Legal Aid A Loan, So Why Do You Lose Your Right To Choose?
By Michael Bott
As has been mooted for some time, the state is now to charge interest for the provision of legal aid services to people accused by it of committing crimes (Stuff, 31 October 2013). This underscores the fact that legal aid is seen by the state as a loan, which people must pay back.
But there is something dodgy about this. Under the changes to the legal aid scheme brought in by then Justice Minister Simon Power, people if they required a grant of legal aid to defend themselves in terms of most offences, lost the right to choose their lawyer. Defence counsel are now assigned by the state, with over 50% of all defence assignments given by the state to its own Public Defence Service. This seems to run counter to the government's belief about market choice that it promotes in other areas.

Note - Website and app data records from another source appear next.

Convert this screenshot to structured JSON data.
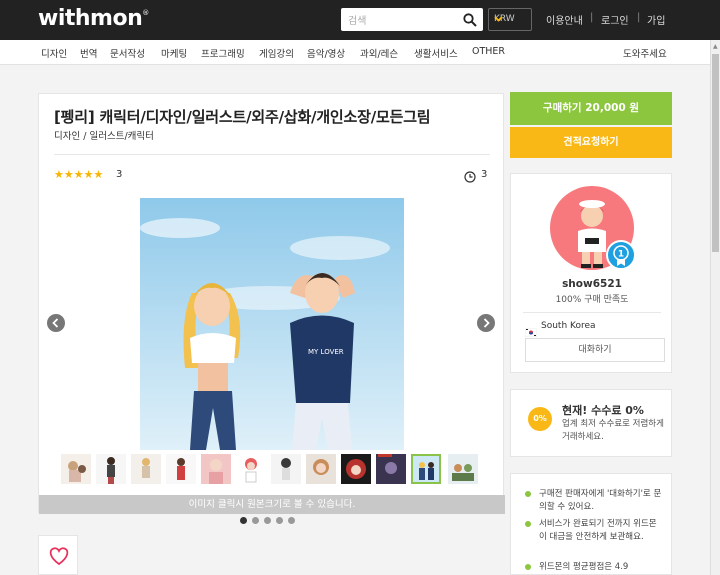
{
  "header": {
    "logo": "withmon",
    "logo_mark": "®",
    "search_placeholder": "검색",
    "currency": "KRW",
    "nav": [
      "이용안내",
      "로그인",
      "가입"
    ]
  },
  "categories": [
    "디자인",
    "번역",
    "문서작성",
    "마케팅",
    "프로그래밍",
    "게임강의",
    "음악/영상",
    "과외/레슨",
    "생활서비스",
    "OTHER"
  ],
  "help_link": "도와주세요",
  "product": {
    "title": "[펭리] 캐릭터/디자인/일러스트/외주/삽화/개인소장/모든그림",
    "breadcrumb": [
      "디자인",
      "일러스트/캐릭터"
    ],
    "breadcrumb_sep": "/",
    "rating_stars": 5,
    "rating_glyphs": "★★★★★",
    "review_count": "3",
    "delivery_days": "3",
    "image_caption": "이미지 클릭시 원본크기로 볼 수 있습니다.",
    "thumbnail_count": 12,
    "selected_thumbnail": 11,
    "page_dots": 5,
    "active_dot": 1,
    "hero_shirt_text": "MY LOVER"
  },
  "sidebar": {
    "buy_label": "구매하기 20,000 원",
    "quote_label": "견적요청하기",
    "seller": {
      "name": "show6521",
      "satisfaction": "100% 구매 만족도",
      "level": "1",
      "country": "South Korea",
      "chat_label": "대화하기"
    },
    "fee": {
      "icon_text": "0%",
      "title": "현재! 수수료 0%",
      "desc": "업계 최저 수수료로 저렴하게 거래하세요."
    },
    "tips": [
      "구매전 판매자에게 '대화하기'로 문의할 수 있어요.",
      "서비스가 완료되기 전까지 위드몬이 대금을 안전하게 보관해요.",
      "위드몬의 평균평점은 4.9"
    ]
  },
  "colors": {
    "topbar": "#222222",
    "buy_green": "#8cc63f",
    "quote_orange": "#f9b816",
    "star": "#f7b500",
    "avatar_bg": "#f7797d",
    "badge_blue": "#1fa0e0"
  },
  "icons": {
    "search": "search-icon",
    "currency_caret": "chevron-down-icon",
    "clock": "clock-icon",
    "prev": "chevron-left-icon",
    "next": "chevron-right-icon",
    "heart": "heart-icon",
    "flag": "korea-flag-icon"
  }
}
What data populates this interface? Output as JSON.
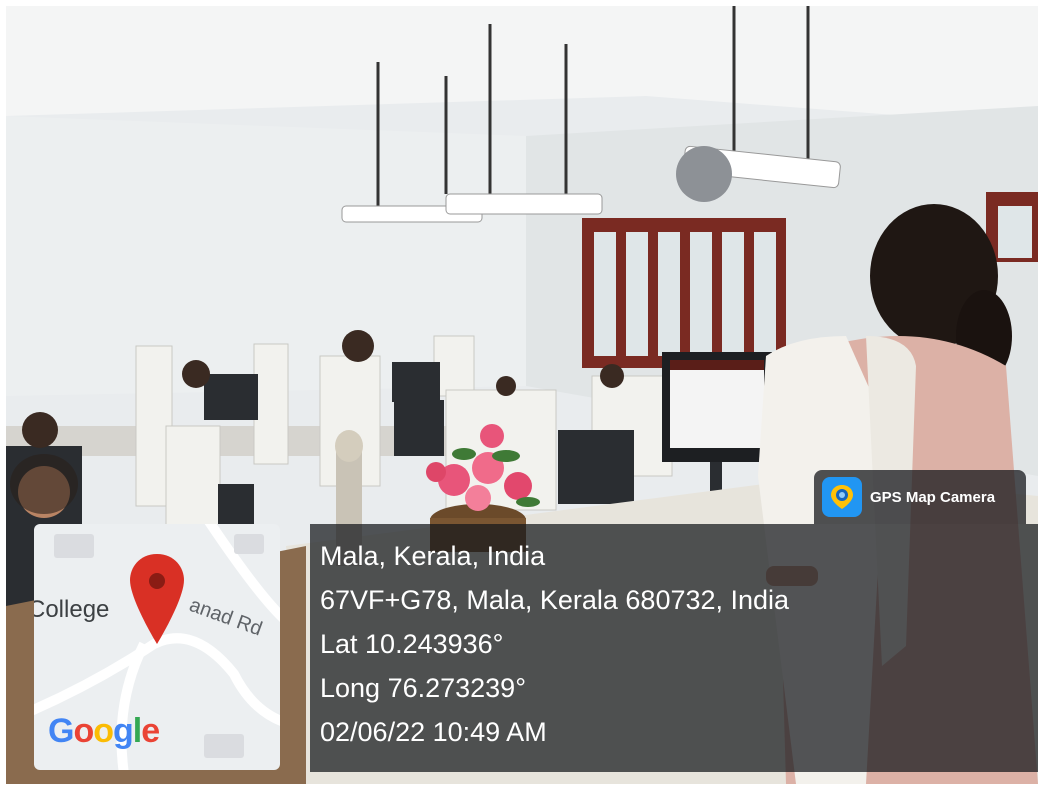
{
  "badge": {
    "icon": "gps-map-camera-icon",
    "label": "GPS Map Camera"
  },
  "stamp": {
    "place": "Mala, Kerala, India",
    "address": "67VF+G78, Mala, Kerala 680732, India",
    "latitude": "Lat 10.243936°",
    "longitude": "Long 76.273239°",
    "datetime": "02/06/22 10:49 AM"
  },
  "map": {
    "place_label": "College",
    "road_label": "anad Rd",
    "provider": "Google",
    "pin_color": "#d93025"
  }
}
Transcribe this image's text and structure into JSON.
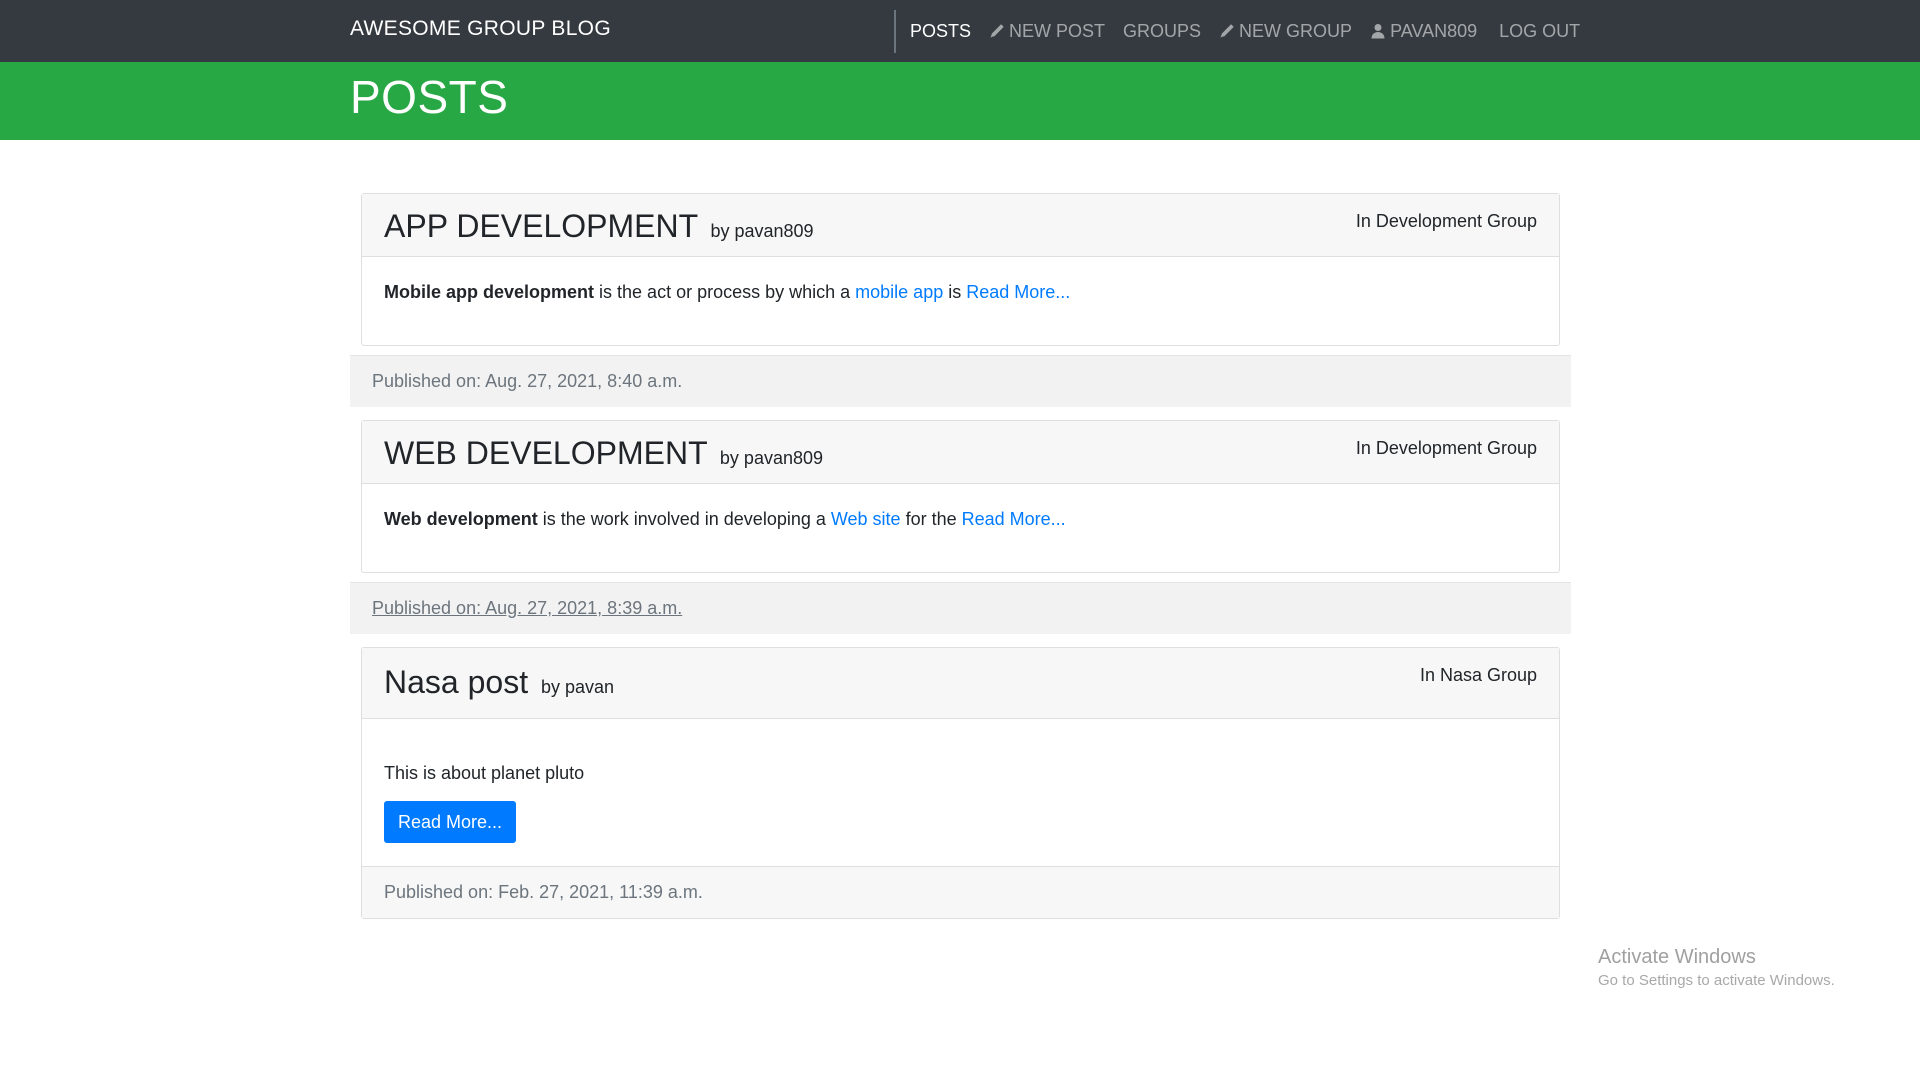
{
  "navbar": {
    "brand": "AWESOME GROUP BLOG",
    "links": [
      {
        "label": "POSTS",
        "icon": null,
        "active": true
      },
      {
        "label": "NEW POST",
        "icon": "pencil-icon",
        "active": false
      },
      {
        "label": "GROUPS",
        "icon": null,
        "active": false
      },
      {
        "label": "NEW GROUP",
        "icon": "pencil-icon",
        "active": false
      },
      {
        "label": "PAVAN809",
        "icon": "user-icon",
        "active": false
      },
      {
        "label": "LOG OUT",
        "icon": null,
        "active": false
      }
    ]
  },
  "page": {
    "title": "POSTS"
  },
  "posts": [
    {
      "title": "APP DEVELOPMENT",
      "author": "by pavan809",
      "group": "In Development Group",
      "body": {
        "bold": "Mobile app development",
        "text1": " is the act or process by which a ",
        "link": "mobile app",
        "text2": " is ",
        "read_more": "Read More..."
      },
      "published": "Published on: Aug. 27, 2021, 8:40 a.m."
    },
    {
      "title": "WEB DEVELOPMENT",
      "author": "by pavan809",
      "group": "In Development Group",
      "body": {
        "bold": "Web development",
        "text1": " is the work involved in developing a ",
        "link": "Web site",
        "text2": " for the ",
        "read_more": "Read More..."
      },
      "published": "Published on: Aug. 27, 2021, 8:39 a.m."
    },
    {
      "title": "Nasa post",
      "author": "by pavan",
      "group": "In Nasa Group",
      "body": {
        "text": "This is about planet pluto",
        "button": "Read More..."
      },
      "published": "Published on: Feb. 27, 2021, 11:39 a.m."
    }
  ],
  "watermark": {
    "title": "Activate Windows",
    "subtitle": "Go to Settings to activate Windows."
  },
  "colors": {
    "navbar": "#343a40",
    "jumbotron": "#28a745",
    "link": "#007bff",
    "button": "#007bff"
  }
}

There is something blatantly wrong when you have a free market government, that trumpets the beneficial effect of the market in terms of its assets sale programme for example, yet when it comes to the provision of legal services, it moves to prevent people from selecting counsel of choice. Further, If you require a loan to build your house or put on an extension, the bank doesn't choose your builder.
Why is it then, that if you require a state loan (legal aid) to run your defence, that the state removes your right to choose your lawyer? Surely your liberty is more important than an ensuite or a conservatory, therefore your right to choose your own lawyer should be even more fundamental?